By Chris Arsenault

A first ever study has provided detailed estimates of greenhouse gas emissions across the entire soy producing agribusiness sector in Brazil. The study, published in the journal Global Environmental Change, found that countries and companies in the European Union and China importing soy from Brazil have driven deforestation there, causing a marked increase in greenhouse gas emissions, particularly when the soy came from certain regions.

Read More Show Less
A large plantation of young trees is contrast against an older forest in the background. georgeclerk / Getty Images

By Lauren Waller and Warwick Allen

Large-scale reforestation projects such as New Zealand's One Billion Trees program are underway in many countries to help sequester carbon from the atmosphere.

But there is ongoing debate about whether to prioritize native or non-native plants to fight climate change. As our recent research shows, non-native plants often grow faster compared to native plants, but they also decompose faster and this helps to accelerate the release of 150% more carbon dioxide from the soil.

Read More Show Less
Trump introduces EPA Administrator Andrew Wheeler during an event to announce changes to the National Environmental Policy Act, in the Roosevelt Room of the White House on Jan. 9, 2020 in Washington, DC. The changes would make it easier for federal agencies to approve infrastructure projects without considering climate change. Drew Angerer / Getty Images

A report scheduled for release later Tuesday by Congress' non-partisan Government Accountability Office (GAO) finds that the Trump administration undervalues the costs of the climate crisis in order to push deregulation and rollbacks of environmental protections, according to The New York Times.

Read More Show Less
Cars stuck in city traffic in Denmark, Copenhagen. plus49 / Construction Photography / Avalon / Getty Images

By Johnny Wood

A group of Danish companies are joining forces to build one of the world's largest facilities producing synthetic fuels. The unique partnership aims to help decarbonize the country's transport sector by manufacturing sustainable alternatives to fossil-based fuels like gas and diesel.

Read More Show Less
The downtown Amazon campus on April 30, 2020 in Seattle, Washington.

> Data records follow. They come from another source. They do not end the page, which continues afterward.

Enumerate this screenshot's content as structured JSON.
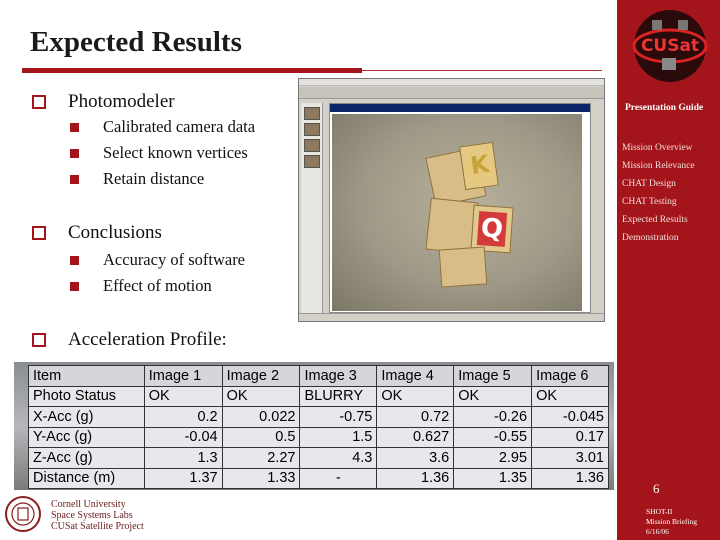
{
  "slide": {
    "title": "Expected Results"
  },
  "bullets": {
    "photomodeler": {
      "label": "Photomodeler",
      "items": [
        "Calibrated camera data",
        "Select known vertices",
        "Retain distance"
      ]
    },
    "conclusions": {
      "label": "Conclusions",
      "items": [
        "Accuracy of software",
        "Effect of motion"
      ]
    },
    "acceleration": {
      "label": "Acceleration Profile:"
    }
  },
  "screenshot": {
    "block_letters": [
      "K",
      "Q"
    ]
  },
  "table": {
    "headers": [
      "Item",
      "Image 1",
      "Image 2",
      "Image 3",
      "Image 4",
      "Image 5",
      "Image 6"
    ],
    "rows": [
      {
        "label": "Photo Status",
        "cells": [
          "OK",
          "OK",
          "BLURRY",
          "OK",
          "OK",
          "OK"
        ]
      },
      {
        "label": "X-Acc (g)",
        "cells": [
          "0.2",
          "0.022",
          "-0.75",
          "0.72",
          "-0.26",
          "-0.045"
        ]
      },
      {
        "label": "Y-Acc (g)",
        "cells": [
          "-0.04",
          "0.5",
          "1.5",
          "0.627",
          "-0.55",
          "0.17"
        ]
      },
      {
        "label": "Z-Acc (g)",
        "cells": [
          "1.3",
          "2.27",
          "4.3",
          "3.6",
          "2.95",
          "3.01"
        ]
      },
      {
        "label": "Distance (m)",
        "cells": [
          "1.37",
          "1.33",
          "-",
          "1.36",
          "1.35",
          "1.36"
        ]
      }
    ]
  },
  "sidebar": {
    "logo_text": "CUSat",
    "guide_title": "Presentation Guide",
    "nav": [
      "Mission Overview",
      "Mission Relevance",
      "CHAT Design",
      "CHAT Testing",
      "Expected Results",
      "Demonstration"
    ],
    "page_number": "6",
    "briefing": [
      "SHOT-II",
      "Mission Briefing",
      "6/16/06"
    ]
  },
  "footer": {
    "lines": [
      "Cornell University",
      "Space Systems Labs",
      "CUSat Satellite Project"
    ]
  },
  "colors": {
    "accent": "#a4151b",
    "sidebar_bg": "#a3151b"
  }
}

Amazon recorded sales of $75.4 billion in the first three months of the year as many consumers increased their online purchases, up 26% over last year, but net income for the same period fell nearly 31% due to costs of managing the coronavirus pandemic. Lindsey Wasson / Getty Images

Amazon announced that its carbon footprint rose 15 percent in 2019, meaning the online retail giant emits the carbon equivalent of running 13 coal fired power plants all year, according to the CBC. That also included an 18 percent rise in emissions from fossil fuels.

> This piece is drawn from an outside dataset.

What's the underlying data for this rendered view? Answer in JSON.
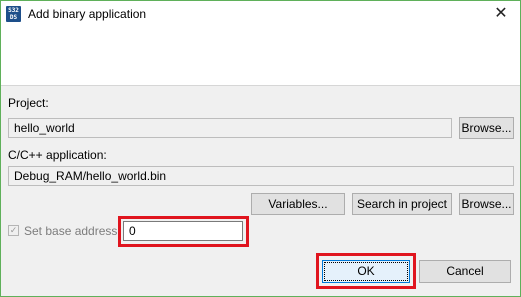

Read More Show Less

Trending

NASA satellite image showing fires raging across the Amazon rainforest on Aug. 11, 2019. NASA

By Daniel Ross

The wildfires that tore across Australia were as devastating as they were overwhelming, scorching some 15 million hectares of land, killing 34 people and more than 1 billion animals. In terms of its apocalyptic imagery — sweeping infernos torching great swaths with unerring speed — Australia's wildfires were hauntingly reminiscent of the fires that roared through the Amazon rainforest over the past year. Indeed, more than 80,000 fires hit the region during 2019, according to the Brazilian government.

Read More Show Less
A close-up view of inner filter feeding apparatus of a giant larvacean. Jonathan Blair / Corbis NX / Getty Images Plus

The oceans are home to some strange looking animals, some of which are playing an outsized role in helping us combat the urgent climate crisis.

Read More Show Less
A regenerated rainforest at Samboja near Balikpapan, on Kalimantan, Indonesia on May 20, 2019. Wolfgang Kaehler / LightRocket via Getty Images
It may be surprising that a universal basic income would also help the environment, but that is exactly what a new study found. A government program to help poor, rural Indonesians through direct cash payments had the unexpected effect of reducing deforestation by 30 percent in participating villages, according to a new study, as Newsweek reported.
Read More Show Less
Environmental News for a Healthier Planet and Life

Help Support EcoWatch